PROVIDED MATERIAL =>
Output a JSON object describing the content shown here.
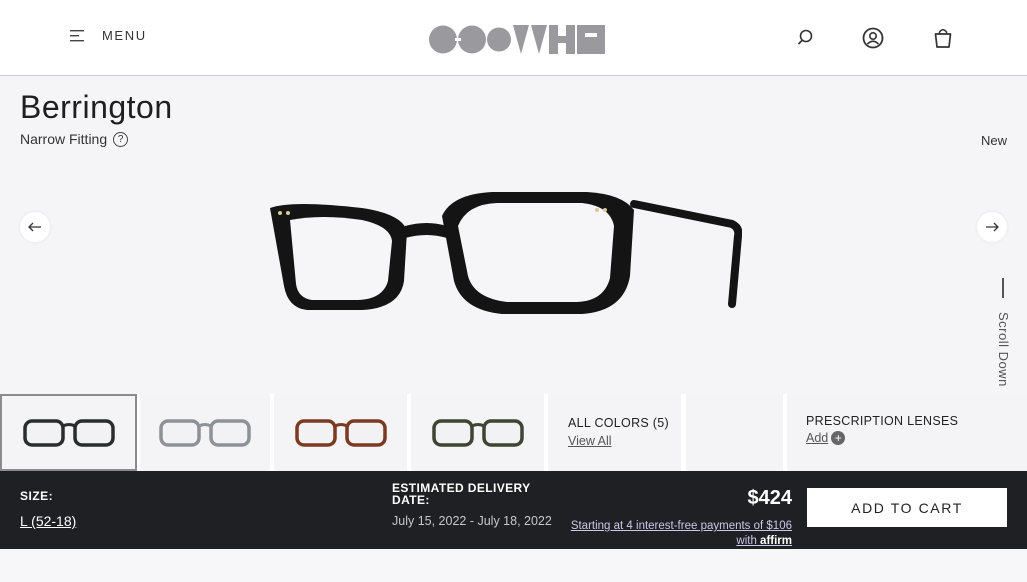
{
  "header": {
    "menu_label": "MENU",
    "logo_alt": "OLIVER PEOPLES"
  },
  "product": {
    "title": "Berrington",
    "fitting": "Narrow Fitting",
    "fitting_help": "?",
    "badge": "New",
    "scroll_hint": "Scroll Down"
  },
  "colors": {
    "thumbs": [
      {
        "frame": "#2b2d2c",
        "lens": "#e8e8ea"
      },
      {
        "frame": "#8d9299",
        "lens": "#e8e8ea"
      },
      {
        "frame": "#7a3b22",
        "lens": "#e8e8ea"
      },
      {
        "frame": "#3f4433",
        "lens": "#e8e8ea"
      }
    ],
    "all_colors_label": "ALL COLORS (5)",
    "view_all": "View All"
  },
  "prescription": {
    "label": "PRESCRIPTION LENSES",
    "add": "Add",
    "plus": "+"
  },
  "purchase": {
    "size_label": "SIZE:",
    "size_value": "L (52-18)",
    "delivery_label": "ESTIMATED DELIVERY DATE:",
    "delivery_value": "July 15, 2022 - July 18, 2022",
    "price": "$424",
    "affirm_text": "Starting at 4 interest-free payments of $106",
    "affirm_with": "with",
    "affirm_brand": "affirm",
    "cart_label": "ADD TO CART"
  }
}
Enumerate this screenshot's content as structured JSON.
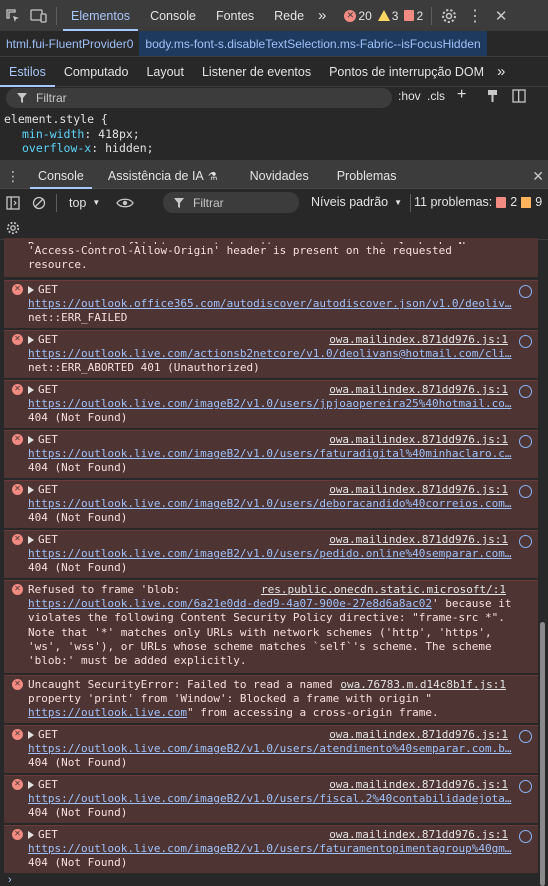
{
  "toolbar": {
    "tabs": [
      "Elementos",
      "Console",
      "Fontes",
      "Rede"
    ],
    "more": "»",
    "errors": "20",
    "warnings": "3",
    "issues": "2"
  },
  "breadcrumbs": [
    "html.fui-FluentProvider0",
    "body.ms-font-s.disableTextSelection.ms-Fabric--isFocusHidden"
  ],
  "styles": {
    "tabs": [
      "Estilos",
      "Computado",
      "Layout",
      "Listener de eventos",
      "Pontos de interrupção DOM"
    ],
    "filter_placeholder": "Filtrar",
    "hov": ":hov",
    "cls": ".cls",
    "selector": "element.style {",
    "props": [
      {
        "name": "min-width",
        "value": "418px;"
      },
      {
        "name": "overflow-x",
        "value": "hidden;"
      }
    ]
  },
  "drawer": {
    "tabs": [
      "Console",
      "Assistência de IA",
      "Novidades",
      "Problemas"
    ]
  },
  "console": {
    "context": "top",
    "filter_placeholder": "Filtrar",
    "levels": "Níveis padrão",
    "issues_label": "11 problemas:",
    "issues_err": "2",
    "issues_info": "9",
    "messages": [
      {
        "lines": [
          "Response to preflight request doesn't pass access control check: No",
          "'Access-Control-Allow-Origin' header is present on the requested",
          "resource."
        ]
      },
      {
        "get": "GET",
        "source": "",
        "url": "https://outlook.office365.com/autodiscover/autodiscover.json/v1.0/deoliv…",
        "status": "net::ERR_FAILED"
      },
      {
        "get": "GET",
        "source": "owa.mailindex.871dd976.js:1",
        "url": "https://outlook.live.com/actionsb2netcore/v1.0/deolivans@hotmail.com/cli…",
        "status": "net::ERR_ABORTED 401 (Unauthorized)"
      },
      {
        "get": "GET",
        "source": "owa.mailindex.871dd976.js:1",
        "url": "https://outlook.live.com/imageB2/v1.0/users/jpjoaopereira25%40hotmail.co…",
        "status": "404 (Not Found)"
      },
      {
        "get": "GET",
        "source": "owa.mailindex.871dd976.js:1",
        "url": "https://outlook.live.com/imageB2/v1.0/users/faturadigital%40minhaclaro.c…",
        "status": "404 (Not Found)"
      },
      {
        "get": "GET",
        "source": "owa.mailindex.871dd976.js:1",
        "url": "https://outlook.live.com/imageB2/v1.0/users/deboracandido%40correios.com…",
        "status": "404 (Not Found)"
      },
      {
        "get": "GET",
        "source": "owa.mailindex.871dd976.js:1",
        "url": "https://outlook.live.com/imageB2/v1.0/users/pedido.online%40semparar.com…",
        "status": "404 (Not Found)"
      },
      {
        "csp_prefix": "Refused to frame 'blob:",
        "source": "res.public.onecdn.static.microsoft/:1",
        "url": "https://outlook.live.com/6a21e0dd-ded9-4a07-900e-27e8d6a8ac02",
        "after_url": "' because it",
        "rest": [
          "violates the following Content Security Policy directive: \"frame-src *\".",
          "Note that '*' matches only URLs with network schemes ('http', 'https',",
          "'ws', 'wss'), or URLs whose scheme matches `self`'s scheme. The scheme",
          "'blob:' must be added explicitly."
        ]
      },
      {
        "sec_prefix": "Uncaught SecurityError: Failed to read a named",
        "source": "owa.76783.m.d14c8b1f.js:1",
        "line2": "property 'print' from 'Window': Blocked a frame with origin \"",
        "url": "https://outlook.live.com",
        "after_url": "\" from accessing a cross-origin frame."
      },
      {
        "get": "GET",
        "source": "owa.mailindex.871dd976.js:1",
        "url": "https://outlook.live.com/imageB2/v1.0/users/atendimento%40semparar.com.b…",
        "status": "404 (Not Found)"
      },
      {
        "get": "GET",
        "source": "owa.mailindex.871dd976.js:1",
        "url": "https://outlook.live.com/imageB2/v1.0/users/fiscal.2%40contabilidadejota…",
        "status": "404 (Not Found)"
      },
      {
        "get": "GET",
        "source": "owa.mailindex.871dd976.js:1",
        "url": "https://outlook.live.com/imageB2/v1.0/users/faturamentopimentagroup%40gm…",
        "status": "404 (Not Found)"
      }
    ]
  }
}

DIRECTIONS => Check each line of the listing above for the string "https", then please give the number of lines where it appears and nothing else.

ANSWER FOR THE TASK => 12